7. Al Capone (1899-1947)
The most famous gangster of all time, Alphonse Gabriel Capone, nicknamed Scarface, dominated organised crime in Chicago from 1925 to 1931. During the Prohibition years, he made hundreds of millions of dollars from selling illegal liquor. A national celebrity, cheered by the public at baseball games, he famously said: “I am just a businessman, giving the people what they want.” He never had a bank account in his life. Shockingly violent, he was responsible for the infamous Saint Valentine’s Day massacre of rival gangsters, and regularly beat people with a baseball bat. In 1931, Capone was finally charged and found guilty … of tax evasion! He spent eight years in Alcatraz prison, where he was treated for syphilis and gonorrhea. In 1946, doctors said he had the mentality of a twelve-year-old — a murderous twelve-year-old! He died of cardiac arrest — only his second ‘arrest’ — on January 25, 1947. 

8. Enrico Fermi (1901-1954)
Enrico Fermi played a vital role in US history. Often called “the father of the nuclear age”, or “the architect of the atomic bomb”, Fermi left Italy for the US in 1938 to escape new racial laws introduced by Mussolini that affected his Jewish wife. On his way to the States, he visited Stockholm to collect the Nobel Prize in Physics for his work on the artificial radioactivity produced by neutrons. In 1939, he joined the Manhattan Project, an undertaking that would eventually produce the world’s first nuclear bomb. He led a team which would create the world’s first nuclear reactor, the Chicago Pile-1. His friends called him The Pope because of his leadership qualities and self-assurance. Fermi died at just fifty-three, and to this day is considered Italy’s greatest physicist since Galileo Galilei. 

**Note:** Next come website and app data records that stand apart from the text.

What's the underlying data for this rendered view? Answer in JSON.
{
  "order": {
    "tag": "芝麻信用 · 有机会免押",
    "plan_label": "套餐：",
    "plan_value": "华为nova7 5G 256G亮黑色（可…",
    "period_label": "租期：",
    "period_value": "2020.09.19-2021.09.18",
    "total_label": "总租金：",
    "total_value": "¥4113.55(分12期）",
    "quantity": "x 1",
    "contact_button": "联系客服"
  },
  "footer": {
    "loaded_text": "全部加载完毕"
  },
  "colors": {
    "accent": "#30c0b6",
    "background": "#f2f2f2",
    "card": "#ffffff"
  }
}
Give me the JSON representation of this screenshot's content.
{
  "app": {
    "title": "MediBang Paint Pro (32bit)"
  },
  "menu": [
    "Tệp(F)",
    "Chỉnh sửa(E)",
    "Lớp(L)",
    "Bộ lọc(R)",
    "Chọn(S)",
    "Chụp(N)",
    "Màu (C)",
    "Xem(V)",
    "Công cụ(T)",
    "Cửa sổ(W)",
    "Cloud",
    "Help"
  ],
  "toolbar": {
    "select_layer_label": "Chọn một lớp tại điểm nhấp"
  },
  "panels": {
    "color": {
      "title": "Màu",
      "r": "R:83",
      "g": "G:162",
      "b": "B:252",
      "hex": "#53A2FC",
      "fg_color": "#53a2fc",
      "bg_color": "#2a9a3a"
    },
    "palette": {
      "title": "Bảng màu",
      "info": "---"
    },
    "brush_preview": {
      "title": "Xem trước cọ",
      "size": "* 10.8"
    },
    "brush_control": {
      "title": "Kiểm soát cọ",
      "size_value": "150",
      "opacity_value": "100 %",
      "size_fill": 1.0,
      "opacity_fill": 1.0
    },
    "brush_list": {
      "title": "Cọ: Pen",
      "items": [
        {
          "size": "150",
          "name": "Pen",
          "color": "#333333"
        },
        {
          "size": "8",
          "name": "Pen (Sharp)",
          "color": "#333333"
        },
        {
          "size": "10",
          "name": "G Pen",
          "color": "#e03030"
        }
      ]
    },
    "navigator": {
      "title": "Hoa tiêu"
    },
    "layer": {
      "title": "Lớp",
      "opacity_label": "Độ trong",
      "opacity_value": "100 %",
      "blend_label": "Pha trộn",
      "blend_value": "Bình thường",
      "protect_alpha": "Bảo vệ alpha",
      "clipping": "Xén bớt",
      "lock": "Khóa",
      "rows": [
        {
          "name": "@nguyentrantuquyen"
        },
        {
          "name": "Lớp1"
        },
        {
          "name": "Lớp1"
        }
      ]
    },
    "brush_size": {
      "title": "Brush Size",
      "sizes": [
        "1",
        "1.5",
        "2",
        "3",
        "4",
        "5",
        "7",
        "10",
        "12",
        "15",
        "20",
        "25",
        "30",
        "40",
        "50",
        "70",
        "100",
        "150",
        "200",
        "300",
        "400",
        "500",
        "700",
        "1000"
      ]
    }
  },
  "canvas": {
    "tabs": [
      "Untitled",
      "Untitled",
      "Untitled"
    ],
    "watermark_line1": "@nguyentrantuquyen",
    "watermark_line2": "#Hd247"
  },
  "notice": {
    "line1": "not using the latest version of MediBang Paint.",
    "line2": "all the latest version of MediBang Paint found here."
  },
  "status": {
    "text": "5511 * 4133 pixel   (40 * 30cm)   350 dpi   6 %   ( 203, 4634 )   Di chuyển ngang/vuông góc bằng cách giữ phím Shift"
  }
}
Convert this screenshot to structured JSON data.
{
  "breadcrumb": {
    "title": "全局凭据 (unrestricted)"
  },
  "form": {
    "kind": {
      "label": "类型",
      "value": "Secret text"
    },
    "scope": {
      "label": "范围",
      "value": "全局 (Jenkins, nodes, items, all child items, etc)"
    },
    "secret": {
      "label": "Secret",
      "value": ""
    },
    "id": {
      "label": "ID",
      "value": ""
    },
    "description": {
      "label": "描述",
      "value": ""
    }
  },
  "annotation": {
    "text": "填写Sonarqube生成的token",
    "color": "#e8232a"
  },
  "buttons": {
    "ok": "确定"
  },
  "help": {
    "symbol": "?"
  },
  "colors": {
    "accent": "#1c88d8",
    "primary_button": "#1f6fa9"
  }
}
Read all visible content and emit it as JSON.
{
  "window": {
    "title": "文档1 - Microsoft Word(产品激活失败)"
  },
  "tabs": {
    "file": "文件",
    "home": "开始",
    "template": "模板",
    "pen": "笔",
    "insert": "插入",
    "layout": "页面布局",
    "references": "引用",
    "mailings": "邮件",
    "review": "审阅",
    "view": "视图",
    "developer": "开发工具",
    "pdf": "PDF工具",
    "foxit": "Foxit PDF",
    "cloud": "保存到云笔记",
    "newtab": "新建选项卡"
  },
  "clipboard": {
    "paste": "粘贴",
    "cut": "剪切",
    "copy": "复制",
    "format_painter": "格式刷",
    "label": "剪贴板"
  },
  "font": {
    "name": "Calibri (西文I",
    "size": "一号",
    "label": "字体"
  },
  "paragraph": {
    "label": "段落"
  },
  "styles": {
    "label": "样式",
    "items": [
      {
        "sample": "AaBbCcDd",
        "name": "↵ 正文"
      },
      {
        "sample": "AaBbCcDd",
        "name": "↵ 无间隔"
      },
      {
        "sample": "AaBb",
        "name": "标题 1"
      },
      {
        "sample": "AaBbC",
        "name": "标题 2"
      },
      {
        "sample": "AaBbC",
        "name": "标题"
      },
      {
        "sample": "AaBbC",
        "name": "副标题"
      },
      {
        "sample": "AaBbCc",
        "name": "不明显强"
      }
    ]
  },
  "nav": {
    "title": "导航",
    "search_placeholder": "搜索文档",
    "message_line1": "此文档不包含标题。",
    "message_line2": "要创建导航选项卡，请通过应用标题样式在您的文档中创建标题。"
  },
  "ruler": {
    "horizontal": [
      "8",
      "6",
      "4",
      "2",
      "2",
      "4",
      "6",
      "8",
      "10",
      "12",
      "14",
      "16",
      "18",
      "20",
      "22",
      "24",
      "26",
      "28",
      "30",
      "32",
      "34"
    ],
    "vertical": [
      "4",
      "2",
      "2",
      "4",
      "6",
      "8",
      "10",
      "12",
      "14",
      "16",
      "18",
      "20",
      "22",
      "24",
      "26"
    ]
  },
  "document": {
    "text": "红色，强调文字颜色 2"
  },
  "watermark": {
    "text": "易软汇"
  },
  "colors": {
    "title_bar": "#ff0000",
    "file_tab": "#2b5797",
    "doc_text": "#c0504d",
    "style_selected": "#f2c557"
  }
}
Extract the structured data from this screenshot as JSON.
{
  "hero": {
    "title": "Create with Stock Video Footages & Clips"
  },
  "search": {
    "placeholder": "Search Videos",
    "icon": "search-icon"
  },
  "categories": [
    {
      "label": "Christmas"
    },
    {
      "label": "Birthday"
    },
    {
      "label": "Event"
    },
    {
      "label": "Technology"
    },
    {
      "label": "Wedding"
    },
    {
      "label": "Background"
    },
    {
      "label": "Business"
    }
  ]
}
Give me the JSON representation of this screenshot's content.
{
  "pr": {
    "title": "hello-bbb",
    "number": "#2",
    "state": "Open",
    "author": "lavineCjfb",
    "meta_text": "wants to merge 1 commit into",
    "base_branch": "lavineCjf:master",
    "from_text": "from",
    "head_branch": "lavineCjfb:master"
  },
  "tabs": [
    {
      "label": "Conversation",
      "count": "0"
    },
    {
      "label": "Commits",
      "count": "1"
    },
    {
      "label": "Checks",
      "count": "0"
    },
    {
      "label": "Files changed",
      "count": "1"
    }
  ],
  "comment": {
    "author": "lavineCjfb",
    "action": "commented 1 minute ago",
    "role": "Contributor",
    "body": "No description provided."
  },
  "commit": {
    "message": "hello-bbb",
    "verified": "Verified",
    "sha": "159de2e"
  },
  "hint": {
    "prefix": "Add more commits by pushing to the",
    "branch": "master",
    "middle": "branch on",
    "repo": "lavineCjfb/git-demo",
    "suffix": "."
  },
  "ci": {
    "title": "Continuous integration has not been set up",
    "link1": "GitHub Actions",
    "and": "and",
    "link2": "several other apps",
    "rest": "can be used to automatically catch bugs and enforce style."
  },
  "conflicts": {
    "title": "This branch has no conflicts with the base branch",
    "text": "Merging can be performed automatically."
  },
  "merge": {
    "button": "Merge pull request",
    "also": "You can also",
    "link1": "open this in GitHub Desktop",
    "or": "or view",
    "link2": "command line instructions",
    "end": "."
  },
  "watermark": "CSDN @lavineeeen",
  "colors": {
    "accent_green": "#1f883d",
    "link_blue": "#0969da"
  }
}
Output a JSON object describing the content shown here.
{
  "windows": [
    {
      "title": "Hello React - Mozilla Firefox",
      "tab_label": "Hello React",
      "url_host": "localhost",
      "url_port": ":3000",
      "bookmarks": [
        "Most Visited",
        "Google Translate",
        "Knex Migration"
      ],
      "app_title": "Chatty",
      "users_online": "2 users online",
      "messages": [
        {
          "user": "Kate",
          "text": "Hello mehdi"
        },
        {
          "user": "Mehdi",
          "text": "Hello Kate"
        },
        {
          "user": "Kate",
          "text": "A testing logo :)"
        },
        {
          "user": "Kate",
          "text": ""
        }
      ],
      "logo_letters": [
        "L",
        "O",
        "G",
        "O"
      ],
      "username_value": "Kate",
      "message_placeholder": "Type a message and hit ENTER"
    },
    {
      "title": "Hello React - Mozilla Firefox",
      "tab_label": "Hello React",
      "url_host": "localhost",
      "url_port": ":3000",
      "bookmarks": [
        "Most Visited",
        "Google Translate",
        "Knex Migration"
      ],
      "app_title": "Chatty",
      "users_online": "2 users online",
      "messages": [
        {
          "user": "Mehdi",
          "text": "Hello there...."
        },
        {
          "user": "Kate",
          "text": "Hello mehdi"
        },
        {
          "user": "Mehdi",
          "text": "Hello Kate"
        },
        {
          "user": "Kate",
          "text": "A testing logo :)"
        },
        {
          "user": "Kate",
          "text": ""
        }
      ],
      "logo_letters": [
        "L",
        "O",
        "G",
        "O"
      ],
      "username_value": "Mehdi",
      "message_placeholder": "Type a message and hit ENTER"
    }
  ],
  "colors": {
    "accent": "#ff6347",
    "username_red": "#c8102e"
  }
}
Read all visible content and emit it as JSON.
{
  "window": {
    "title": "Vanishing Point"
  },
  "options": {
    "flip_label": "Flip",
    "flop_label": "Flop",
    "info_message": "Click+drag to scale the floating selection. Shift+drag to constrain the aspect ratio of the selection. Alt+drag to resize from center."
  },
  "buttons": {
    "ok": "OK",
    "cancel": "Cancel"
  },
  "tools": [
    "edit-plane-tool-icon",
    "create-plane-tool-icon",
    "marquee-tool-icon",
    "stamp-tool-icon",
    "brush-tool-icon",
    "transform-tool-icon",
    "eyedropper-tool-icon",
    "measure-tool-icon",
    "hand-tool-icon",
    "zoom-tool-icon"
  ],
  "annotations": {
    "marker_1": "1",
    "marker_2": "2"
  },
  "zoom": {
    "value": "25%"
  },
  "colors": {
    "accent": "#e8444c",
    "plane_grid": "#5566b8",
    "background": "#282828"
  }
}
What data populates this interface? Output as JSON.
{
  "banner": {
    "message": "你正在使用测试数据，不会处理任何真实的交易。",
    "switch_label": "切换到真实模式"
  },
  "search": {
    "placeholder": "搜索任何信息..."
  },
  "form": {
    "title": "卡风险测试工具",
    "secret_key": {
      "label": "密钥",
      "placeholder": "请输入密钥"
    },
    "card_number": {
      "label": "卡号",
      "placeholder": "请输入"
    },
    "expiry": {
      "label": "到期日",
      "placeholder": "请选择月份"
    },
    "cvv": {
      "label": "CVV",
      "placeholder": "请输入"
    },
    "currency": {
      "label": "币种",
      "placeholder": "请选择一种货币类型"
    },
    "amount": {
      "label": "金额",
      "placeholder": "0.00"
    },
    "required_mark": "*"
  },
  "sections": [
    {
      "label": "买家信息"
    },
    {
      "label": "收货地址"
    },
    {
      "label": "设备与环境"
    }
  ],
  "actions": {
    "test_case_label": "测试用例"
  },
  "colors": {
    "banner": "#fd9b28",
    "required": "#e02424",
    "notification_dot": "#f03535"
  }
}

9. Lee Iacocca (1924-2019)
Lee Iacocca was traumatised by the effects of the Depression on his Italian immigrant parents, as they struggled to survive in their hot-dog restaurant. He was determined to be a millionaire. He started in Ford as an engineer in 1946. Famously mean in his early career, he would take lightbulbs from his office to use at home. Rising rapidly up the company’s career structure, he was president of Ford by 1970. Along the way, in a lightbulb moment, he created the incredibly successful 1964 Ford Mustang. Buyers besieged Ford dealerships in scenes similar to Beatlemania. Time and Newsweek put him on their front covers. In the 1980s he changed companies and rescued the Chrysler Corporation, which was in serious trouble, on a salary of just one dollar a year. He appeared in ads for Chrysler’s K-Car, showing his no-nonsense style: “If you can find a better car, buy it!” Now a celebrity, America’s most famous CEO and car salesman, he appeared in Miami Vice. People magazine called him “the new Italian Stallion – a sex symbol for the Corporate Age”. When he retired in 1992, the embodiment of the American Dream, he celebrated with parties all over the world.

10. Nancy Pelosi (1940)
Nancy Pelosi is the first woman and the first Italian-American to be Speaker of the House of Representatives. She is now in her 18th term representing California and has led the House Democrats since 2003. She was decisively important in the passing of many of Obama’s landmark bills, including the Affordable Care Act. She is considered one of the most powerful speakers in history, an “iron fist in a Gucci glove”. She has no false modesty: “I’m a master legislator. I am a strategic, politically astute leader.” At the end of Trump’s State of the Union address in February 2020, she tore up her own copy: “It was such a dirty speech!” She later called Trump a “psychopathic nut”. She  tried to impeach him twice.